OPERA - CONSTRUCTION

By Ken Martin



OPERA IS HERE: ...in the form of Trinity Lyric Opera Company, a jewel in the crown that is our Center for the Performing Arts. Patty and I attended their first offering, Aaron Copland’s “The Tender Land”.


According to Executive Director Alan Thayer, all four performances were well attended. It was a good production with simple but clever sets and costumes. The singers, with the exception of the mezzo-soprano whose voice wouldn’t reach over the sounds of the over-sized (35 pieces – much too big for the venue) orchestra, were very good but really didn’t have much to work with musically. Most notable were the soprano and the bass. Copland’s music is very uneven and unmelodic and had none of the flowing arias that are usually expected of operatic productions. I didn’t find myself humming any of the music the next day. Even so, I am looking forward to future productions.


Maybe it is my imagination, but I kept finding similarities between the story line here and the movie, “Picnic” (William Holden & Kim Novak). Coincidentally, “The Tender Land” is 1952 vintage and “Picnic” came out in 1955.


Still in all, it was a good evening’s entertainment and the audience was enthusiastic.
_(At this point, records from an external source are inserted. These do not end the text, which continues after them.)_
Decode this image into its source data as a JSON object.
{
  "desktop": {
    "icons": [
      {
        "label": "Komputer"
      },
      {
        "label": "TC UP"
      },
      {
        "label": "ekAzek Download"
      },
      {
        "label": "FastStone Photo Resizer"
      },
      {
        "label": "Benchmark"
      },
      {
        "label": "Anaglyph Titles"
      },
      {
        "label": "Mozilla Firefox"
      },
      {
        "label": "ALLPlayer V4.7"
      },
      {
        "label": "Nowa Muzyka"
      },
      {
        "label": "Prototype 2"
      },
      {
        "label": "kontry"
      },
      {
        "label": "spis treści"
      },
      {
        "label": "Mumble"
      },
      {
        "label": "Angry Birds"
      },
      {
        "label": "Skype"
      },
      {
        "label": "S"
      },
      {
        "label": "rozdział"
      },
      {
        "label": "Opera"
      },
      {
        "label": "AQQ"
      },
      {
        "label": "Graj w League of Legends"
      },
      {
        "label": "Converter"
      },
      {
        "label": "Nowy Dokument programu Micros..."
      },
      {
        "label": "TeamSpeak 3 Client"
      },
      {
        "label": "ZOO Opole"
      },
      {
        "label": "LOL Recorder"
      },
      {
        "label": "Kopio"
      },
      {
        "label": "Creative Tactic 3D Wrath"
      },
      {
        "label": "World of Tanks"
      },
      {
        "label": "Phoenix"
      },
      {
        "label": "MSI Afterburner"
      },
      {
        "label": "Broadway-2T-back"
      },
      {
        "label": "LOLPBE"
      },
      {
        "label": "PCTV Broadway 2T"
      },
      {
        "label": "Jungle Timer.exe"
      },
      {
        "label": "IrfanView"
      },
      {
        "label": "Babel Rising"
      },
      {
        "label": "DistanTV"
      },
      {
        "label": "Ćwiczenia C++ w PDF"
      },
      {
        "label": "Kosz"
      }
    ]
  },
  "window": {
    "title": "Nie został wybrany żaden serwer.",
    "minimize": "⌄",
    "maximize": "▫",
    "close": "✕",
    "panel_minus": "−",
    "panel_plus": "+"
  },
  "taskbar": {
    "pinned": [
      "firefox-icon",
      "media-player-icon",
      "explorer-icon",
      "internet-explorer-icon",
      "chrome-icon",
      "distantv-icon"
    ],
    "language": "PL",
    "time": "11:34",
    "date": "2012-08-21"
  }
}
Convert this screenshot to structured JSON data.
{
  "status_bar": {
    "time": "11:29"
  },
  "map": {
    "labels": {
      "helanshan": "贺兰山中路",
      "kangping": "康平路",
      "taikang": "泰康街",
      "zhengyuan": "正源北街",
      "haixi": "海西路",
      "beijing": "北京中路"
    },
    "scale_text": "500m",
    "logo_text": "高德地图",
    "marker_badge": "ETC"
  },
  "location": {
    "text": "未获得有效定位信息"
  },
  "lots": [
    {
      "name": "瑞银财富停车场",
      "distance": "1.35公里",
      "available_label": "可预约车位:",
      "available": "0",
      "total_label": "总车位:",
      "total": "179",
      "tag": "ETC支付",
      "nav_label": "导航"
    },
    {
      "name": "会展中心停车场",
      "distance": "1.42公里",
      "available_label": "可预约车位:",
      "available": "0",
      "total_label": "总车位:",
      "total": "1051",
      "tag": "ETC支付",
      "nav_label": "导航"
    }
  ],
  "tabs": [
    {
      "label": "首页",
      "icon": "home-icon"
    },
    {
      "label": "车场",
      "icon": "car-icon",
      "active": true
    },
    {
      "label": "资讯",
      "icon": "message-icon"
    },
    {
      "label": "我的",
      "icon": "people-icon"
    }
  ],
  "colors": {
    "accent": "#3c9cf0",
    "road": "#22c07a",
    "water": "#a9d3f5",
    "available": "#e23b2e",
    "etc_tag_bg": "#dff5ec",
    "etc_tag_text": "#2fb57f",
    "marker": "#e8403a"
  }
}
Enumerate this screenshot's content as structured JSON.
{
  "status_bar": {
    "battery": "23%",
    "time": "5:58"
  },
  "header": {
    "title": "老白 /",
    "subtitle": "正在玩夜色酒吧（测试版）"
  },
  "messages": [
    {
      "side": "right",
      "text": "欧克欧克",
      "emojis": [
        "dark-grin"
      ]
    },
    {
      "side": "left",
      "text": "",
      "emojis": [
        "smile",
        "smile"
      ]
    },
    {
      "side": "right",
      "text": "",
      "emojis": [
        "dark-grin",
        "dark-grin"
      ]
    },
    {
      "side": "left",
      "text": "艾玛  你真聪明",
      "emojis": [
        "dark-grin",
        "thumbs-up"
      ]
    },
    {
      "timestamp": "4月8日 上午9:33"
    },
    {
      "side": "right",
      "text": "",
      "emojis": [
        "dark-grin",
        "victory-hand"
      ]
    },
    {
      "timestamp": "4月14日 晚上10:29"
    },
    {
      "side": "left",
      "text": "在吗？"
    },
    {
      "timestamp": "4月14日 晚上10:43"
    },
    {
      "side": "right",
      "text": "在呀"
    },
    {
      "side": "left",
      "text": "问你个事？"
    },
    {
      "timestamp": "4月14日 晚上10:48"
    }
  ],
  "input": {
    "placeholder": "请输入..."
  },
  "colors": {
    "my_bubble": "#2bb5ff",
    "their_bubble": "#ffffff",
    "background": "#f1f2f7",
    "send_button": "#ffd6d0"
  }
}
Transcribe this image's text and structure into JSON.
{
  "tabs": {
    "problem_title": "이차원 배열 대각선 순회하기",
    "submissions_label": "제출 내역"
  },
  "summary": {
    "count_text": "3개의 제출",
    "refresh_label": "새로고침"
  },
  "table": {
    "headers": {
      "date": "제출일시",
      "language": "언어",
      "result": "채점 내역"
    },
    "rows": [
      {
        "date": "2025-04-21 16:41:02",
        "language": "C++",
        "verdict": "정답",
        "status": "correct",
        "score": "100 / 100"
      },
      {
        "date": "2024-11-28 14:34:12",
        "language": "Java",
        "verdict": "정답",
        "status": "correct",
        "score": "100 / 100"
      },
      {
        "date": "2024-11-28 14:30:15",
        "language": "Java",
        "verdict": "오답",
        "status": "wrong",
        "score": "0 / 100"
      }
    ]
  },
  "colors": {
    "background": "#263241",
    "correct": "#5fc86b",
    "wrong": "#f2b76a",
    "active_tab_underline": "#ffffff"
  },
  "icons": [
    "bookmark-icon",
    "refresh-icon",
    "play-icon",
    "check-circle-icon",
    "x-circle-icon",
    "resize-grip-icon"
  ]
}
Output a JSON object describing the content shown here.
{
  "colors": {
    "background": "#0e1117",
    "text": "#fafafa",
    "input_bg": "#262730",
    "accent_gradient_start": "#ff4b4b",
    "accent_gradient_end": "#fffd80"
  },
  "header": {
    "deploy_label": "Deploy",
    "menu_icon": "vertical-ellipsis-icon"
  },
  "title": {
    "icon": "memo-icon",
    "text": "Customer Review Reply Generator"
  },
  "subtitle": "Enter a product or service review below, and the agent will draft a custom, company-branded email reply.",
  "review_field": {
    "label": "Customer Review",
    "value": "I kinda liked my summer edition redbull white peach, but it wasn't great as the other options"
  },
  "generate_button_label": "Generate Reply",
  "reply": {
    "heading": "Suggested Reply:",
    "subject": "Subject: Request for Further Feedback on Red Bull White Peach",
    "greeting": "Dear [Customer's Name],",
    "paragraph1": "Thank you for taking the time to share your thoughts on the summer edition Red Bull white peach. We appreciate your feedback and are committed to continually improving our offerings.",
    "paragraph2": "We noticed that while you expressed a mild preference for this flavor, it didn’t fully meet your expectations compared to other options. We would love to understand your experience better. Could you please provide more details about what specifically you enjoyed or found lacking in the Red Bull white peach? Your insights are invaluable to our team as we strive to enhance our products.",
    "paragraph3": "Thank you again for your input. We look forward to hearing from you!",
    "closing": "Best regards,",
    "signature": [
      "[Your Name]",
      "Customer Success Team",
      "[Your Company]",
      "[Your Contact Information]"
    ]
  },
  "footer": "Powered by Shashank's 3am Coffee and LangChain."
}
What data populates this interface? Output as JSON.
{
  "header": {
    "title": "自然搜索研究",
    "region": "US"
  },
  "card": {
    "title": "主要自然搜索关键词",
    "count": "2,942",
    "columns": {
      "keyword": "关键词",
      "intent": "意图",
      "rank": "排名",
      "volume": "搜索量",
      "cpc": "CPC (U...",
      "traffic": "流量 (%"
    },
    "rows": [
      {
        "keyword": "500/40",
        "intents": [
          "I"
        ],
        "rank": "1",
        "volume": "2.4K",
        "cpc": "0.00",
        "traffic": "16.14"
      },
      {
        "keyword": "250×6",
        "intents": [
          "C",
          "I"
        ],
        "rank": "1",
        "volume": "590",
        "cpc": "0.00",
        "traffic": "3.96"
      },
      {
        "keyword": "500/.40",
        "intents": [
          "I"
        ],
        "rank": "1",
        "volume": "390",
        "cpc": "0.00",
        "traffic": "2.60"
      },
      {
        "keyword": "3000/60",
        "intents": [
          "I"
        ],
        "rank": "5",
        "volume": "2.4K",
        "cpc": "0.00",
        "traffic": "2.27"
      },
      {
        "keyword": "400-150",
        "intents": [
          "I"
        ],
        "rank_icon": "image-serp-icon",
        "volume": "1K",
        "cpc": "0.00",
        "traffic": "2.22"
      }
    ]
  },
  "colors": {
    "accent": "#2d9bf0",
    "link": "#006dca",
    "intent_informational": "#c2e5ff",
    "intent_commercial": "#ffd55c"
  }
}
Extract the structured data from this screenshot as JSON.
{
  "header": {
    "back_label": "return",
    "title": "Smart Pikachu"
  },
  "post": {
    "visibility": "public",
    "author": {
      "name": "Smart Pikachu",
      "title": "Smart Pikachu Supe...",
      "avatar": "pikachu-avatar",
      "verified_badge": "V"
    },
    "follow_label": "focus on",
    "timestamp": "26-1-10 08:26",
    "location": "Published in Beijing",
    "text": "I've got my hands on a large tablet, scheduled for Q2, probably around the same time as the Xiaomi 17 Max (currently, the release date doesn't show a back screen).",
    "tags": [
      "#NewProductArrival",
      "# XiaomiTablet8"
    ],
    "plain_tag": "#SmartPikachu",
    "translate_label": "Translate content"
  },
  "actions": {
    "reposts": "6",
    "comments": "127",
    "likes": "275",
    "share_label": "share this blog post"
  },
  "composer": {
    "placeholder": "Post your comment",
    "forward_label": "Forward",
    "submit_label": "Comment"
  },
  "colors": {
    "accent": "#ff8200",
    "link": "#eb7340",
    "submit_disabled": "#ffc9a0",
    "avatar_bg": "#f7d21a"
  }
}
Alan Thayer tells me that they will be doing some of the more familiar classic operas next season. Stayed tuned!


RIGHT ON, KATHLEEN!: It’s about time somebody spoke out on the subject of jamming construction into every little nook and cranny of unused property in CV. Kathleen Childs hit the proverbial nail exactly on the head in her letter to the Forum (July 25). I hope it will encourage other citizens to raise their voices.


When are we going to wake up? All this building is overtaxing our schools, our energy availability, our water supply, our roads and our general quality of life. Who gains from all this? The county gets their taxes and fees, the developers get their profits and what do we, the residents, get – diminished quality of life! Certainly progress requires that a reasonable amount of construction will take place, but a lot of what is going on seems to be overkill and is destructive to our neighborhoods.


Example: Forest Avenue used to be one of the nicest streets on the valley. It was lined with large attractive pieces of property (some still exist). Now, with the jamming of apartment buildings in between single family dwellings, it has lost much of its former beauty. The street is parked up solid with the cars of the apartment residents and the apartment houses themselves don’t add much to the aesthetics of the street, especially the new three-story monolith at the end of Omega Avenue. And this is happening on more of our local streets.


MAC, the Planning Commission, and our Supervisors need to take a close look at what they are supporting here. Are they spoiling Castro Valley by approving all this? Progress needs to be tempered by common sense and concern for its effect on our community. When will we finally say, “Enough is enough!” Hopefully it will be before we reach total melt down of our neighbourhoods.